The article “Transgressing the Boundaries: Towards a Transformative Hermeneutics of Quantum Gravity“, published in the Social Text Spring/Summer 1996 “Science Wars” issue, proposed thatquantum gravity is a social and linguistic construct. At that time, the journal did not practice academic peer review and did not submit the article for outside expert review by a physicist. On its date of publication (May 1996), Sokal revealed in Lingua Franca that the article was a hoax, identifying it as “a pastiche of Left-wing cant, fawning references, grandiose quotations, and outright nonsense . . . structured around the silliest quotations [by postmodernist academics] he could find about mathematics and physics”.
The resultant academic and public quarrels concerned the scholarly merit of humanistic commentary about the physical sciences; the influence of postmodern philosophy on social disciplines in general; academic ethics, including whether Sokal was right or wrong to deceive the editors and readers of Social Text; and whether the journal had exercised the appropriate intellectual rigorbefore publishing the pseudoscientific article.
Coyne relates how a Belgian philosopher of religion who is none too keen on religion did the very same thing to a couple of theological conferences. The philosopher, Maarten Boudry, has attracted Coyne’s regard:
Boudry has spent a lot of time showing that religion and science are incompatible, attacking the distinction between “metaphysical naturalism” and “methodological naturalism” (a distinction much beloved by accommodationists), and generally pwning “Sophisticated Theologians™.”
Both conferences that Boudry submitted his fake abstract to straight away accepted him to speak.
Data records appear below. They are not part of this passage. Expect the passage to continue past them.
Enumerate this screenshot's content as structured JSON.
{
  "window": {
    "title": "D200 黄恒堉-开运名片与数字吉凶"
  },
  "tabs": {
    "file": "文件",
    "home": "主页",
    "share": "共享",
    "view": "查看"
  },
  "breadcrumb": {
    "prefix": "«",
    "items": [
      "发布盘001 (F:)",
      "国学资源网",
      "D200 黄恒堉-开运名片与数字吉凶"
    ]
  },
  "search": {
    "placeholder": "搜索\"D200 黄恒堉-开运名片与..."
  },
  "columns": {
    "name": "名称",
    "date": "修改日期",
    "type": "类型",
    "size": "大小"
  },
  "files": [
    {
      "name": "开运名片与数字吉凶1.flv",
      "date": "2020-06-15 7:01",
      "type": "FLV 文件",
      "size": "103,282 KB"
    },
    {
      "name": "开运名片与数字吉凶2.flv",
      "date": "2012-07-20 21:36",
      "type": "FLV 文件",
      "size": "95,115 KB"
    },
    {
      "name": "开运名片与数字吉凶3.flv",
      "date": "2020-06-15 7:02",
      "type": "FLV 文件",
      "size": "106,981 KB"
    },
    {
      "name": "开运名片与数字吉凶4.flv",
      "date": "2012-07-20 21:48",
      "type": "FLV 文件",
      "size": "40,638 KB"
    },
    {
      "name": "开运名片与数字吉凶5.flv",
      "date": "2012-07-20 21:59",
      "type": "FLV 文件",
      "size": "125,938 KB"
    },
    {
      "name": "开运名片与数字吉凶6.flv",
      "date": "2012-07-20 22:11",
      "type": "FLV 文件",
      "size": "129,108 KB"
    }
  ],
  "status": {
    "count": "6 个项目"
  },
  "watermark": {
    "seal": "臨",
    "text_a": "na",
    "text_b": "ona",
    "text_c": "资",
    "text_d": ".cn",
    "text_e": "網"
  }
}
Here is the utter nonsense that they stamped with their approval:
The Paradoxes of Darwinian Disorder. Towards an Ontological Reaffirmation of Order and Transcendence.
Robert A. Maundy, College of the Holy Cross, Reno, Nevada
In the Darwinian perspective, order is not immanent in reality, but it is a self-affirming aspect of reality in so far as it is experienced by situated subjects. However, it is not so much reality that is self-affirming, but the creative order structuring reality which manifests itself to us. Being-whole, as opposed to being-one, underwrites our fundamental sense of locatedness and particularity in the universe. The valuation of order qua meaningful order, rather than order-in-itself, has been thoroughly objectified in the Darwinian worldview. This process of de-contextualization and reification of meaning has ultimately led to the establishment of ‘dis-order’ rather than ‘this-order’. As a result, Darwinian materialism confronts us with an eradication of meaning from the phenomenological experience of reality. Negative theology however suggests a revaluation of disorder as a necessary precondition of order, as that without which order could not be thought of in an orderly fashion. In that sense, dis-order dissolves into the manifestations of order transcending the materialist realm. Indeed, order becomes only transparent qua order in so far as it is situated against a background of chaos and meaninglessness. This binary opposition between order and dis-order, or between order and that which disrupts order, embodies a central paradox of Darwinian thinking. As Whitehead suggests, reality is not composed of disordered material substances, but as serially-ordered events that are experienced in a subjectively meaningful way. The question is not what structures order, but what structure is imposed on our transcendent conception of order. By narrowly focusing on the disorderly state of present-being, or the “incoherence of a primordial multiplicity”, as John Haught put it, Darwinian materialists lose sense of the ultimate order unfolding in the not-yet-being. Contrary to what Dawkins asserts, if we reframe our sense of locatedness of existence within a the space of radical contingency of spiritual destiny, then absolute order reemerges as an ontological possibility. The discourse of dis-order always already incorporates a creative moment that allows the self to transcend the context in which it finds itself, but also to find solace and responsiveness in an absolute Order which both engenders and withholds meaning. Creation is the condition of possibility of discourse which, in turn, evokes itself as presenting creation itself. Darwinian discourse is therefore just an emanation of the absolute discourse of dis-order, and not the other way around, as crude materialists such as Dawkins suggest.
As Coyne puts it:
This shows once again the appeal of religious gibberish to the educated believer, and demonstrates that conference organizers either don’t read what they publish, or do read it and think that if it’s opaque then it must be profound.